Terror Management Theory proposes that humans experience a fundamental psychological conflict between the instinct of self-preservation and the understanding that death is both inevitable and, to some extent, unpredictable; a state described as mortality salience. TMT is based on the pioneering theoretical work of anthropologist Ernest Becker, whose Pulitzer Prize-winning 1973 book The Denial of Death argued that mortality salience drives most human action – and thus, much of human civilization.
TMT also proposes the schema of symbolic immortality as a coping mechanism in the face of mortality salience. The term “symbolic immortality” was coined by Harvard psychiatrist Robert J. Lifton and his colleague Eric Olson.
Lifton and Olson identify five primary methods or modes of transmission of symbolic immortality, which can be summarized as:
- the theological (religious teachings on the supernatural survival of soul)
- the biological (genetic and ephemeral family heritage)
- the creative (long-lasting artistic, scientific and/or benevolent achievement)
- the natural (via participation in the eternal cycles of the material universe)
- the experiential (transcendental experiences of timeless insight).
The Way of Life and Death can be considered as a symbolic immortality system within which mortality salience is the first stage, followed by an immersion in what might be described as mortality sapience (q.v. legacy projects). Quoting Sam Keen’s introduction to the current edition of The Denial of Death:
Becker sketches two possible styles of nondestructive heroism (…)
For the exceptional individual there is the ancient philosophical path of wisdom. Becker, like Socrates, advises us to practice dying. Cultivating awareness of our death leads to disillusionment, loss of character armor, and a conscious choice to abide in the face of terror. The existential hero who follows this way of self-analysis differs from the average person in knowing that he/she is obsessed. Instead of hiding within the illusions of character, he sees his impotence and vulnerability.

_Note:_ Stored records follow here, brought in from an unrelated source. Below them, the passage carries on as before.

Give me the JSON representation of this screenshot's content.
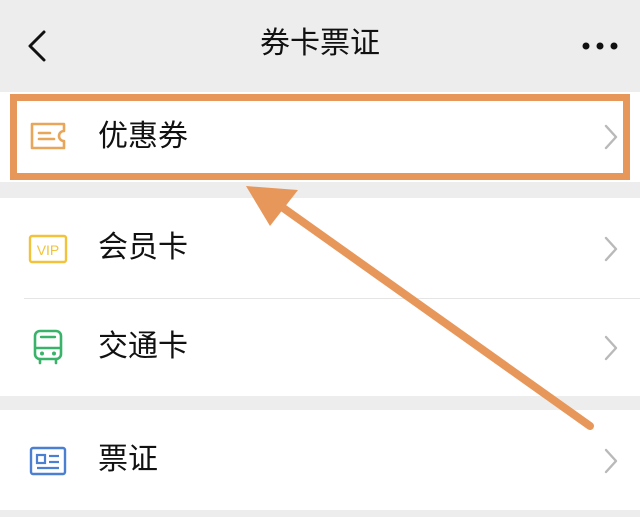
{
  "header": {
    "title": "券卡票证",
    "back_icon": "chevron-left-icon",
    "more_icon": "more-dots-icon"
  },
  "items": [
    {
      "label": "优惠券",
      "icon": "coupon-icon",
      "color": "#e8a65a"
    },
    {
      "label": "会员卡",
      "icon": "vip-card-icon",
      "icon_text": "VIP",
      "color": "#f2c33a"
    },
    {
      "label": "交通卡",
      "icon": "bus-icon",
      "color": "#3ab36a"
    },
    {
      "label": "票证",
      "icon": "id-ticket-icon",
      "color": "#4a7fd1"
    }
  ],
  "annotation": {
    "color": "#e8975a"
  }
}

The disillusioned hero rejects the standardized heroics of mass culture in favor of cosmic heroism in which there is real joy in throwing off the chains of uncritical, self-defeating dependency and discovering new possibilities of choice and action and new forms of courage and endurance. Living with the voluntary consciousness of death, the heroic individual can choose to despair or to make a Kierkegaardian leap and trust in the “sacrosanct vitality of the cosmos,” in the unknown god of life whose mysterious purpose is expressed in the overwhelming drama of cosmic evolution.

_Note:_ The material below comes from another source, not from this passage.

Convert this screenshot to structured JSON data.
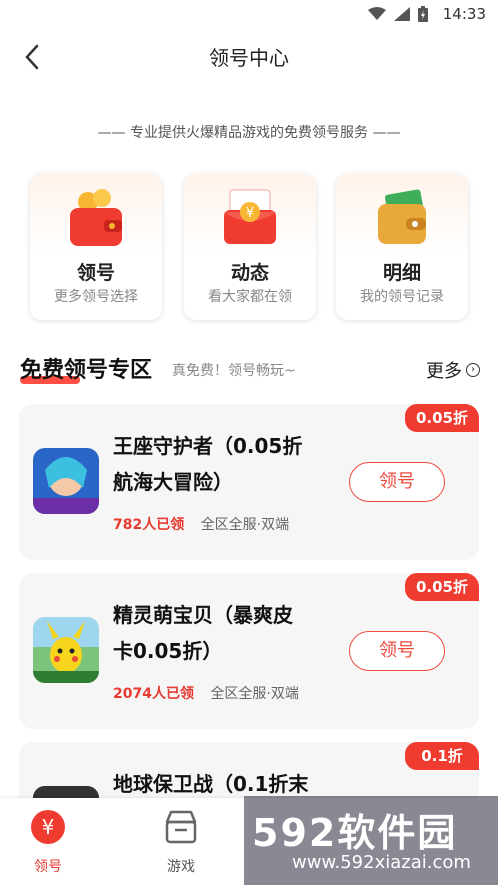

Within this Way of Life and Death, this notion of “disillusioned, nondestructive” heroism is expressed by the motto memento mori ergo carpe diem, symbolized by the skull and roses motif and embodied via ritual. Every theme and aspect of this Way is a step towards taking the Kierkegaardian leap.